What is needed → Exactly the lines from the one containing "Serialize everything readable" through the end of the data below are to be reproduced, and nothing besides them.
====== Records to process
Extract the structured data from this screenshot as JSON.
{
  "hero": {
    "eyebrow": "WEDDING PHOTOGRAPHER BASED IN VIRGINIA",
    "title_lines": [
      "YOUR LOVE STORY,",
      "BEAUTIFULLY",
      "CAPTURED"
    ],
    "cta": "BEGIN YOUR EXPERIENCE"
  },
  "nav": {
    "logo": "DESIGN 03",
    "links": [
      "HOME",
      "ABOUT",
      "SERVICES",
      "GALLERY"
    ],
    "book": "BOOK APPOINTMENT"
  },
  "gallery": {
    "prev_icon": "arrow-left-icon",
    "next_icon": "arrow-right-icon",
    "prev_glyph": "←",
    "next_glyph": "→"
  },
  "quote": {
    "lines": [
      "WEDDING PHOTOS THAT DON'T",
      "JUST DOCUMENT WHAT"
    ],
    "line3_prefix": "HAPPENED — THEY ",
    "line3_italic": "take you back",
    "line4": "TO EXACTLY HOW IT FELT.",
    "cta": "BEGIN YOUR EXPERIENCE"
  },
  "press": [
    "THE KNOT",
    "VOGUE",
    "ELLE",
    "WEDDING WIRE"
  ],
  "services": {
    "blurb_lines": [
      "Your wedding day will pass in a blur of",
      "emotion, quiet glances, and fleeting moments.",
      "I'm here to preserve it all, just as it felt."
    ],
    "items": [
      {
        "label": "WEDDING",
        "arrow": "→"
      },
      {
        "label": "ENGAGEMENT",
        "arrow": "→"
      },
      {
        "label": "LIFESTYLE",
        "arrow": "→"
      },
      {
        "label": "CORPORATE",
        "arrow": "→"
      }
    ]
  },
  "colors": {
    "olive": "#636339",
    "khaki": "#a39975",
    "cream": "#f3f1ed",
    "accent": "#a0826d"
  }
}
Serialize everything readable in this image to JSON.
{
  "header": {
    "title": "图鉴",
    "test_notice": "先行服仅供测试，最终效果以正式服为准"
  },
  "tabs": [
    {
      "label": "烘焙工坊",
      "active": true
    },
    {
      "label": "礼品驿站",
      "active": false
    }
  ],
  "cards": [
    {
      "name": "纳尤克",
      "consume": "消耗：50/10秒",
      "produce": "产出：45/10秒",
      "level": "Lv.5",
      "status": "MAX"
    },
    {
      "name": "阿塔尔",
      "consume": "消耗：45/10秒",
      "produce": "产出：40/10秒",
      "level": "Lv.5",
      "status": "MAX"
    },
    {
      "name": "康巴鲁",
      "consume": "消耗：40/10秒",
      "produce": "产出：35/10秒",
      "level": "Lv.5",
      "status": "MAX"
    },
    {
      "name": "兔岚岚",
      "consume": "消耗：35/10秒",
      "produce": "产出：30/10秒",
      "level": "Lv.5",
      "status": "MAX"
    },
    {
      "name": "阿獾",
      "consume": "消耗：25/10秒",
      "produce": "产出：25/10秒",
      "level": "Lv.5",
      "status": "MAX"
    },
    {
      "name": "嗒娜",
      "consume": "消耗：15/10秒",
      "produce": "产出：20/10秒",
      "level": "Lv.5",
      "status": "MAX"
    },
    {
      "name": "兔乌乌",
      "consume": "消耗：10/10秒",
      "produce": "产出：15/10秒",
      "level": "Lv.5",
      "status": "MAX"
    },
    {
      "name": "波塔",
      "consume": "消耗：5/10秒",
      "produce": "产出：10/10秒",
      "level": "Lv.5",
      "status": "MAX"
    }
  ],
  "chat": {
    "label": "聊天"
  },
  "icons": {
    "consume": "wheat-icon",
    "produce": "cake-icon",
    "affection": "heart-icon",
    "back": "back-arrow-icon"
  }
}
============
Answer box →
Serialize everything readable in this image to JSON.
{
  "header": {
    "title": "图鉴",
    "test_notice": "先行服仅供测试，最终效果以正式服为准"
  },
  "tabs": [
    {
      "label": "烘焙工坊",
      "active": true
    },
    {
      "label": "礼品驿站",
      "active": false
    }
  ],
  "cards": [
    {
      "name": "纳尤克",
      "consume": "消耗：50/10秒",
      "produce": "产出：45/10秒",
      "level": "Lv.5",
      "status": "MAX"
    },
    {
      "name": "阿塔尔",
      "consume": "消耗：45/10秒",
      "produce": "产出：40/10秒",
      "level": "Lv.5",
      "status": "MAX"
    },
    {
      "name": "康巴鲁",
      "consume": "消耗：40/10秒",
      "produce": "产出：35/10秒",
      "level": "Lv.5",
      "status": "MAX"
    },
    {
      "name": "兔岚岚",
      "consume": "消耗：35/10秒",
      "produce": "产出：30/10秒",
      "level": "Lv.5",
      "status": "MAX"
    },
    {
      "name": "阿獾",
      "consume": "消耗：25/10秒",
      "produce": "产出：25/10秒",
      "level": "Lv.5",
      "status": "MAX"
    },
    {
      "name": "嗒娜",
      "consume": "消耗：15/10秒",
      "produce": "产出：20/10秒",
      "level": "Lv.5",
      "status": "MAX"
    },
    {
      "name": "兔乌乌",
      "consume": "消耗：10/10秒",
      "produce": "产出：15/10秒",
      "level": "Lv.5",
      "status": "MAX"
    },
    {
      "name": "波塔",
      "consume": "消耗：5/10秒",
      "produce": "产出：10/10秒",
      "level": "Lv.5",
      "status": "MAX"
    }
  ],
  "chat": {
    "label": "聊天"
  },
  "icons": {
    "consume": "wheat-icon",
    "produce": "cake-icon",
    "affection": "heart-icon",
    "back": "back-arrow-icon"
  }
}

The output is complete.